This example, from a script file in Botpack.u package, loads the AmmoCount.utx file and includes its contents inside the Botpack.u package. The Ammocount.utx file doesn't need to be distributed because its contents are included inside the .u file.

#exec OBJ LOAD FILE=Textures\Ammocount.utx PACKAGE=Botpack.Ammocount

This example loads the UTX into memory and makes the fonts it contains accessible to script, but the UTX still needs to be distributed as its contents do not get included in the .u file. Note the PACKAGE parameter is not the name of the current package being compiled - that indicates that the package should just be loaded into memory so the script compiler can refer to objects inside the package.

#exec OBJ LOAD FILE=..\Textures\UWindowFonts.utx PACKAGE=UWindowFonts

In both cases, the fonts are accessible with the Font'fontname' syntax.

Loading Fonts at Runtime from a .utx File

You can also load the fonts at runtime, using DynamicLoadObject. This is useful if you have a number of fonts you may want to use depending on resolution etc.

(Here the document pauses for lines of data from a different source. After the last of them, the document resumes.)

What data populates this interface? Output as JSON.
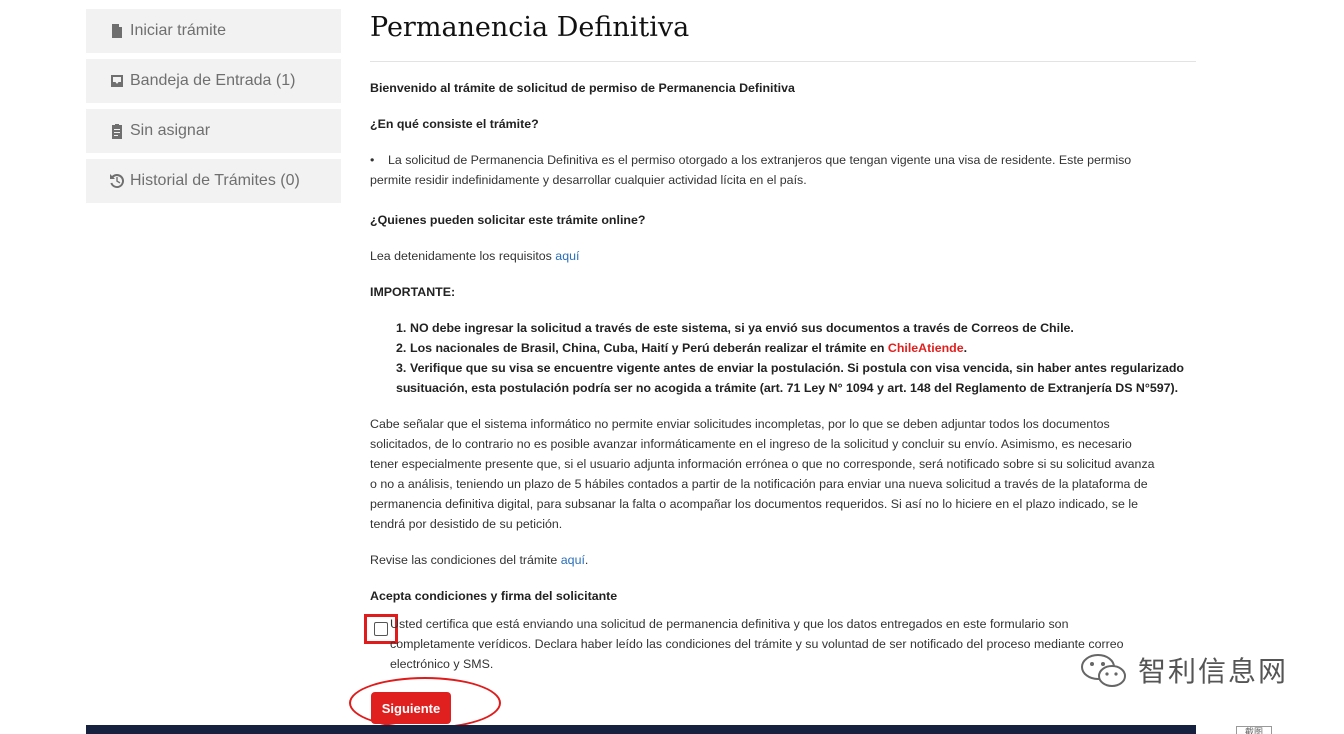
{
  "sidebar": {
    "items": [
      {
        "label": "Iniciar trámite",
        "icon": "file-icon"
      },
      {
        "label": "Bandeja de Entrada (1)",
        "icon": "inbox-icon"
      },
      {
        "label": "Sin asignar",
        "icon": "clipboard-icon"
      },
      {
        "label": "Historial de Trámites (0)",
        "icon": "history-icon"
      }
    ]
  },
  "main": {
    "title": "Permanencia Definitiva",
    "welcome": "Bienvenido al trámite de solicitud de permiso de Permanencia Definitiva",
    "q1": "¿En qué consiste el trámite?",
    "bullet_line1": "La solicitud de Permanencia Definitiva es el permiso otorgado a los extranjeros que tengan vigente una visa de residente. Este permiso",
    "bullet_line2": "permite residir indefinidamente y desarrollar cualquier actividad lícita en el país.",
    "q2": "¿Quienes pueden solicitar este trámite online?",
    "requirements_text": "Lea detenidamente los requisitos ",
    "requirements_link": "aquí",
    "important": "IMPORTANTE:",
    "list": {
      "item1": "NO debe ingresar la solicitud a través de este sistema, si ya envió sus documentos a través de Correos de Chile.",
      "item2_pre": "Los nacionales de Brasil, China, Cuba, Haití y Perú deberán realizar el trámite en ",
      "item2_link": "ChileAtiende",
      "item2_post": ".",
      "item3_line1": "Verifique que su visa se encuentre vigente antes de enviar la postulación. Si postula con visa vencida, sin haber antes regularizado su",
      "item3_line2": "situación, esta postulación podría ser no acogida a trámite (art. 71 Ley N° 1094 y art. 148 del Reglamento de Extranjería DS N°597)."
    },
    "paragraph_lines": [
      "Cabe señalar que el sistema informático no permite enviar solicitudes incompletas, por lo que se deben adjuntar todos los documentos",
      "solicitados, de lo contrario no es posible avanzar informáticamente en el ingreso de la solicitud y concluir su envío. Asimismo, es necesario",
      "tener especialmente presente que, si el usuario adjunta información errónea o que no corresponde, será notificado sobre si su solicitud avanza",
      "o no a análisis, teniendo un plazo de 5 hábiles contados a partir de la notificación para enviar una nueva solicitud a través de la plataforma de",
      "permanencia definitiva digital, para subsanar la falta o acompañar los documentos requeridos. Si así no lo hiciere en el plazo indicado, se le",
      "tendrá por desistido de su petición."
    ],
    "conditions_text": "Revise las condiciones del trámite ",
    "conditions_link": "aquí",
    "conditions_post": ".",
    "accept_heading": "Acepta condiciones y firma del solicitante",
    "certify_lines": [
      "Usted certifica que está enviando una solicitud de permanencia definitiva y que los datos entregados en este formulario son",
      "completamente verídicos. Declara haber leído las condiciones del trámite y su voluntad de ser notificado del proceso mediante correo",
      "electrónico y SMS."
    ],
    "next_button": "Siguiente"
  },
  "watermark": "智利信息网",
  "corner_tag": "截图",
  "colors": {
    "accent_red": "#e0201f",
    "link_blue": "#2a6ebb",
    "footer": "#15213f",
    "sidebar_bg": "#f2f2f2"
  }
}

   local Font F;
   local string S;
   local int FontSize;
   FontSize = 30;
   S = "uwindowfonts.tahoma"$string(FontSize);
   F = Font(DynamicLoadObject(S, class'Font'));